▶ _Instructions for the task_
All lines of the listing below must be reproduced character for character.
+===+
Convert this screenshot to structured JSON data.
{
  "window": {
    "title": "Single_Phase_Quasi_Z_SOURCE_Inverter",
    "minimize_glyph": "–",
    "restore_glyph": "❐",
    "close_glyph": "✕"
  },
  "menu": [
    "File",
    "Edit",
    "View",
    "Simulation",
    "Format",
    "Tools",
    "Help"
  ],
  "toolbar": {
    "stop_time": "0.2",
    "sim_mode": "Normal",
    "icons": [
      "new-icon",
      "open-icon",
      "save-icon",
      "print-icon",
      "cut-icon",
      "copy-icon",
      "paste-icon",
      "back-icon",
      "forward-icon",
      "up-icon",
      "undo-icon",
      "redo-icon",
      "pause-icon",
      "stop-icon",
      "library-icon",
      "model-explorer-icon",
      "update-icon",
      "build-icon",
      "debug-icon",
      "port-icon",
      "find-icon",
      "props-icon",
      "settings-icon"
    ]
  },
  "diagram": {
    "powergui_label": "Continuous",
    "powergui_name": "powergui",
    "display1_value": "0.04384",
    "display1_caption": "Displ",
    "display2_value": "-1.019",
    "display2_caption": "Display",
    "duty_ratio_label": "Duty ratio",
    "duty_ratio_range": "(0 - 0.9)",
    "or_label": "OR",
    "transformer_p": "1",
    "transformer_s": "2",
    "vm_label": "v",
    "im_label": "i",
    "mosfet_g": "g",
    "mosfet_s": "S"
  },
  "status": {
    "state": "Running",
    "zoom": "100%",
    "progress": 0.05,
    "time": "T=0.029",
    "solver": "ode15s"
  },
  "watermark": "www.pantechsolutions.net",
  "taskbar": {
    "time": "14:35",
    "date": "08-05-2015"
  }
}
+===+
▶ _Solution to the problem_
Convert this screenshot to structured JSON data.
{
  "window": {
    "title": "Single_Phase_Quasi_Z_SOURCE_Inverter",
    "minimize_glyph": "–",
    "restore_glyph": "❐",
    "close_glyph": "✕"
  },
  "menu": [
    "File",
    "Edit",
    "View",
    "Simulation",
    "Format",
    "Tools",
    "Help"
  ],
  "toolbar": {
    "stop_time": "0.2",
    "sim_mode": "Normal",
    "icons": [
      "new-icon",
      "open-icon",
      "save-icon",
      "print-icon",
      "cut-icon",
      "copy-icon",
      "paste-icon",
      "back-icon",
      "forward-icon",
      "up-icon",
      "undo-icon",
      "redo-icon",
      "pause-icon",
      "stop-icon",
      "library-icon",
      "model-explorer-icon",
      "update-icon",
      "build-icon",
      "debug-icon",
      "port-icon",
      "find-icon",
      "props-icon",
      "settings-icon"
    ]
  },
  "diagram": {
    "powergui_label": "Continuous",
    "powergui_name": "powergui",
    "display1_value": "0.04384",
    "display1_caption": "Displ",
    "display2_value": "-1.019",
    "display2_caption": "Display",
    "duty_ratio_label": "Duty ratio",
    "duty_ratio_range": "(0 - 0.9)",
    "or_label": "OR",
    "transformer_p": "1",
    "transformer_s": "2",
    "vm_label": "v",
    "im_label": "i",
    "mosfet_g": "g",
    "mosfet_s": "S"
  },
  "status": {
    "state": "Running",
    "zoom": "100%",
    "progress": 0.05,
    "time": "T=0.029",
    "solver": "ode15s"
  },
  "watermark": "www.pantechsolutions.net",
  "taskbar": {
    "time": "14:35",
    "date": "08-05-2015"
  }
}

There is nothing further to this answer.